By Lindsay Toler
By Chad Garrison
By Brett Koshkin
By RFT Staff
By Lindsay Toler
By Riverfront Times
By Danny Wicentowski
By Pete Kotz
21. Joe Buck
18 Upper Warson Road, Ladue
23. Al Hrabosky
9 Frontenac Estates Drive, Frontenac
24. Stan Musial
85 Trent Drive, Ladue
25. Whitey Herzog
9426 Sappington Estates Drive, Sunset Hills
26. Chris Carpenter
809 South Warson Road, Ladue
28. Lou Brock
61 Barkley Place, St. Charles
30. "Prince" Joe Henry
220 North Seventh Street (Joe "Prince" Henry Boulevard), Lovejoy, Illinois
Brooklyn, Illinois, native Joe Henry was a Negro League star of the 1950s. He played for four teams, including the Indianapolis Clowns, the barnstorming Harlem Globetrotters of the Negro Leagues, where his skills at third base earned him the nickname "Prince." A 2004 Riverfront Times story by Mike Seely found the 74-year-old Henry living in a Brooklyn trailer on a fixed income, fighting for the approximately $10,000 annual pension that Major League Baseball was paying to other former Negro Leaguers whose tenure post-dated the integration of the majors. Henry ultimately won his pension in November 2008.

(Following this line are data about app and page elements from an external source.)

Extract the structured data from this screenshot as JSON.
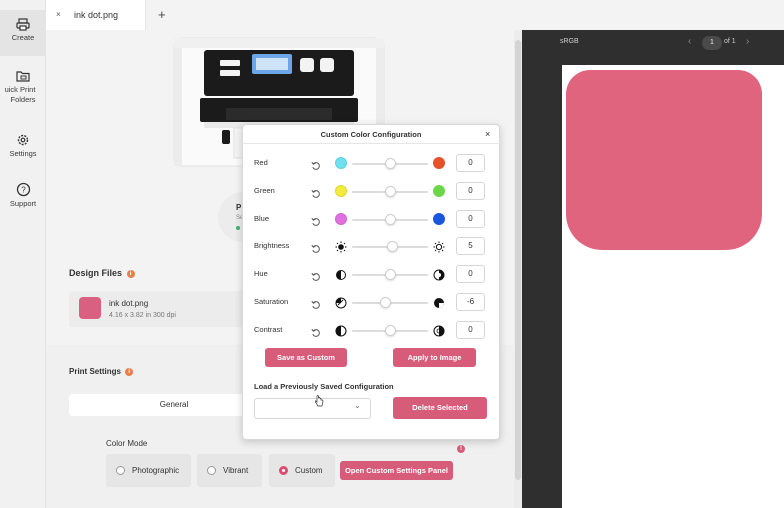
{
  "sidebar": {
    "items": [
      {
        "label": "Create",
        "icon": "printer-icon"
      },
      {
        "label": "uick Print\nFolders",
        "line1": "uick Print",
        "line2": "Folders",
        "icon": "folder-print-icon"
      },
      {
        "label": "Settings",
        "icon": "gear-icon"
      },
      {
        "label": "Support",
        "icon": "help-icon"
      }
    ]
  },
  "tabs": [
    {
      "label": "ink dot.png",
      "close": "×"
    }
  ],
  "tab_add": "+",
  "status": {
    "title": "P",
    "sub": "Se"
  },
  "design_files": {
    "title": "Design Files",
    "info": "i",
    "file": {
      "name": "ink dot.png",
      "meta": "4.16 x 3.82 in 300 dpi",
      "thumb_color": "#d96080"
    }
  },
  "print_settings": {
    "title": "Print Settings",
    "info": "i",
    "tab_general": "General",
    "color_mode_label": "Color Mode",
    "options": [
      "Photographic",
      "Vibrant",
      "Custom"
    ],
    "selected": "Custom",
    "open_panel_button": "Open Custom Settings Panel",
    "warning": "!"
  },
  "preview": {
    "profile": "sRGB",
    "page": "1",
    "of": "of 1",
    "prev": "‹",
    "next": "›",
    "shape_color": "#e0647e"
  },
  "dialog": {
    "title": "Custom Color Configuration",
    "close": "×",
    "rows": [
      {
        "label": "Red",
        "value": "0",
        "level": 0.5,
        "left_color": "#6ee0f0",
        "right_color": "#e8502a"
      },
      {
        "label": "Green",
        "value": "0",
        "level": 0.5,
        "left_color": "#f2ea3c",
        "right_color": "#6cd64a"
      },
      {
        "label": "Blue",
        "value": "0",
        "level": 0.5,
        "left_color": "#e070e0",
        "right_color": "#1a55e0"
      },
      {
        "label": "Brightness",
        "value": "5",
        "level": 0.53,
        "left_icon": "sun-filled-icon",
        "right_icon": "sun-outline-icon"
      },
      {
        "label": "Hue",
        "value": "0",
        "level": 0.5,
        "left_icon": "hue-left-icon",
        "right_icon": "hue-right-icon"
      },
      {
        "label": "Saturation",
        "value": "-6",
        "level": 0.44,
        "left_icon": "saturation-low-icon",
        "right_icon": "saturation-high-icon"
      },
      {
        "label": "Contrast",
        "value": "0",
        "level": 0.5,
        "left_icon": "contrast-low-icon",
        "right_icon": "contrast-high-icon"
      }
    ],
    "save_button": "Save as Custom",
    "apply_button": "Apply to Image",
    "load_label": "Load a Previously Saved Configuration",
    "load_value": "",
    "delete_button": "Delete Selected"
  }
}
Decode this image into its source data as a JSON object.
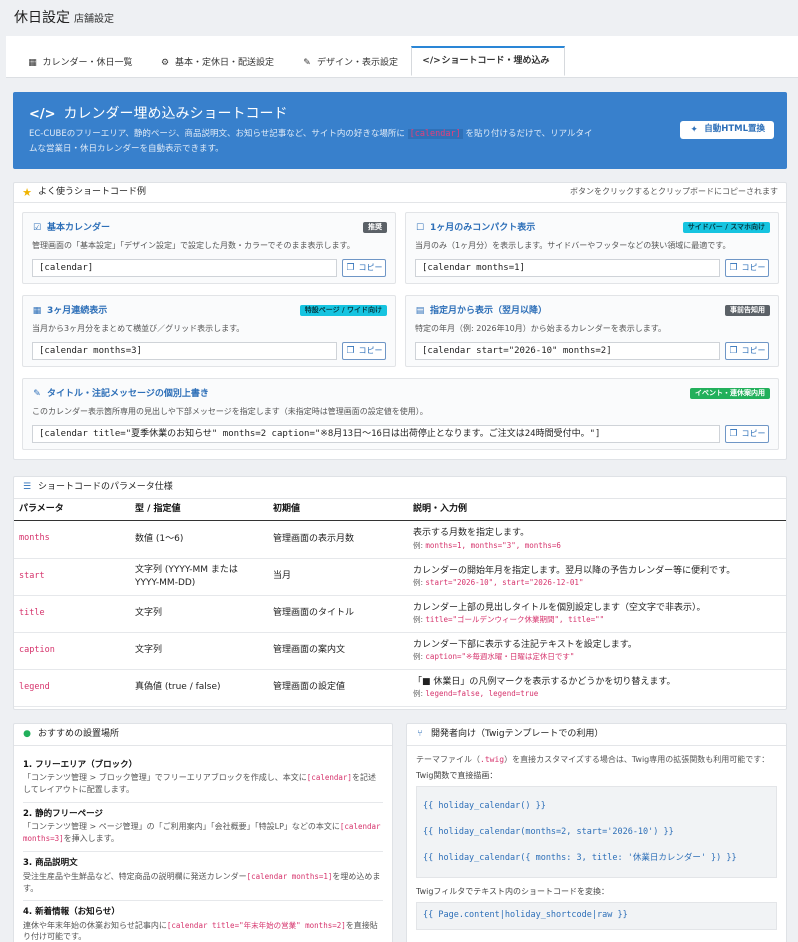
{
  "header": {
    "title": "休日設定",
    "subtitle": "店舗設定"
  },
  "tabs": [
    {
      "label": "カレンダー・休日一覧",
      "icon": "calendar-icon"
    },
    {
      "label": "基本・定休日・配送設定",
      "icon": "gear-icon"
    },
    {
      "label": "デザイン・表示設定",
      "icon": "brush-icon"
    },
    {
      "label": "ショートコード・埋め込み",
      "icon": "code-icon",
      "active": true
    }
  ],
  "hero": {
    "title": "カレンダー埋め込みショートコード",
    "desc_before": "EC-CUBEのフリーエリア、静的ページ、商品説明文、お知らせ記事など、サイト内の好きな場所に",
    "desc_code": "[calendar]",
    "desc_after": "を貼り付けるだけで、リアルタイムな営業日・休日カレンダーを自動表示できます。",
    "auto_button": "自動HTML置換"
  },
  "examples": {
    "title": "よく使うショートコード例",
    "hint": "ボタンをクリックするとクリップボードにコピーされます",
    "copy_label": "コピー",
    "cards": [
      {
        "title": "基本カレンダー",
        "badge": "推奨",
        "desc": "管理画面の「基本設定」「デザイン設定」で設定した月数・カラーでそのまま表示します。",
        "code": "[calendar]"
      },
      {
        "title": "1ヶ月のみコンパクト表示",
        "badge": "サイドバー / スマホ向け",
        "desc": "当月のみ（1ヶ月分）を表示します。サイドバーやフッターなどの狭い領域に最適です。",
        "code": "[calendar months=1]"
      },
      {
        "title": "3ヶ月連続表示",
        "badge": "特設ページ / ワイド向け",
        "desc": "当月から3ヶ月分をまとめて横並び／グリッド表示します。",
        "code": "[calendar months=3]"
      },
      {
        "title": "指定月から表示（翌月以降）",
        "badge": "事前告知用",
        "desc": "特定の年月（例: 2026年10月）から始まるカレンダーを表示します。",
        "code": "[calendar start=\"2026-10\" months=2]"
      },
      {
        "title": "タイトル・注記メッセージの個別上書き",
        "badge": "イベント・連休案内用",
        "desc": "このカレンダー表示箇所専用の見出しや下部メッセージを指定します（未指定時は管理画面の設定値を使用）。",
        "code": "[calendar title=\"夏季休業のお知らせ\" months=2 caption=\"※8月13日〜16日は出荷停止となります。ご注文は24時間受付中。\"]"
      }
    ]
  },
  "params": {
    "title": "ショートコードのパラメータ仕様",
    "headers": [
      "パラメータ",
      "型 / 指定値",
      "初期値",
      "説明・入力例"
    ],
    "example_prefix": "例: ",
    "rows": [
      {
        "name": "months",
        "type": "数値 (1〜6)",
        "default": "管理画面の表示月数",
        "desc": "表示する月数を指定します。",
        "example": "months=1, months=\"3\", months=6"
      },
      {
        "name": "start",
        "type": "文字列 (YYYY-MM または YYYY-MM-DD)",
        "default": "当月",
        "desc": "カレンダーの開始年月を指定します。翌月以降の予告カレンダー等に便利です。",
        "example": "start=\"2026-10\", start=\"2026-12-01\""
      },
      {
        "name": "title",
        "type": "文字列",
        "default": "管理画面のタイトル",
        "desc": "カレンダー上部の見出しタイトルを個別設定します（空文字で非表示）。",
        "example": "title=\"ゴールデンウィーク休業期間\", title=\"\""
      },
      {
        "name": "caption",
        "type": "文字列",
        "default": "管理画面の案内文",
        "desc": "カレンダー下部に表示する注記テキストを設定します。",
        "example": "caption=\"※毎週水曜・日曜は定休日です\""
      },
      {
        "name": "legend",
        "type": "真偽値 (true / false)",
        "default": "管理画面の設定値",
        "desc": "「■ 休業日」の凡例マークを表示するかどうかを切り替えます。",
        "example": "legend=false, legend=true"
      }
    ]
  },
  "placement": {
    "title": "おすすめの設置場所",
    "items": [
      {
        "h": "1. フリーエリア（ブロック）",
        "d1": "「コンテンツ管理 > ブロック管理」でフリーエリアブロックを作成し、本文に",
        "code": "[calendar]",
        "d2": "を記述してレイアウトに配置します。"
      },
      {
        "h": "2. 静的フリーページ",
        "d1": "「コンテンツ管理 > ページ管理」の「ご利用案内」「会社概要」「特設LP」などの本文に",
        "code": "[calendar months=3]",
        "d2": "を挿入します。"
      },
      {
        "h": "3. 商品説明文",
        "d1": "受注生産品や生鮮品など、特定商品の説明欄に発送カレンダー",
        "code": "[calendar months=1]",
        "d2": "を埋め込めます。"
      },
      {
        "h": "4. 新着情報（お知らせ）",
        "d1": "連休や年末年始の休業お知らせ記事内に",
        "code": "[calendar title=\"年末年始の営業\" months=2]",
        "d2": "を直接貼り付け可能です。"
      }
    ]
  },
  "developer": {
    "title": "開発者向け（Twigテンプレートでの利用）",
    "intro_before": "テーマファイル（",
    "intro_code": ".twig",
    "intro_after": "）を直接カスタマイズする場合は、Twig専用の拡張関数も利用可能です：",
    "func_label": "Twig関数で直接描画：",
    "func_lines": [
      "{{ holiday_calendar() }}",
      "{{ holiday_calendar(months=2, start='2026-10') }}",
      "{{ holiday_calendar({ months: 3, title: '休業日カレンダー' }) }}"
    ],
    "filter_label": "Twigフィルタでテキスト内のショートコードを変換：",
    "filter_line": "{{ Page.content|holiday_shortcode|raw }}"
  }
}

In the meantime he wrote a weekly column for Riverfront Times entitled "Ask a Negro Leaguer," in which he would address readers' questions on a wide range of topics with frank, incisive opinions on baseball, race relations, politics and much, much more. (Henry dictated the columns to his grandson, Sean Muhummad, who collected them in a book entitled Princoirs.)
Prince Joe passed away on January 3 of this year at age 78. He was buried with full military honors at Jefferson Barracks Cemetery. In his honor the city renamed the stretch of North Seventh Street where he had lived Joe "Prince" Henry Boulevard.
31. The Boyhood Homes of Joe Garagiola and Yogi Berra
5446 (Garagiola) and 5447 (Berra) Elizabeth Avenue
Future Hall of Famers Yogi Berra and Joe Garagiola grew up as neighbors on the Hill, St. Louis' Italian American neighborhood. Garagiola had a solid, if not spectacular, career with the hometown Cardinals before punching his ticket to the Hall as a broadcaster. Berra is regarded as one of the game's all-time greats, both as a player and a personality. The block of Elizabeth Avenue is named Hall of Fame Place in the pair's honor.
32. James "Cool-Papa" Bell Avenue
Dickson Street (between Webster and Leffingwell avenues)
James "Cool Papa" Bell made his Negro League debut with the St. Louis Stars in 1922. He didn't hang up his spikes until the 1940s. He was a superstar, known first and foremost for his speed. According to one story, he once scored from first base on a sacrifice bunt. Bell died in St. Louis in 1991 at age 87 and was laid to rest in St. Peters Cemetery. The stretch of Dickson Street in St. Louis' JeffVanderLou neighborhood, where he lived, was renamed James "Cool-Papa" Bell Avenue.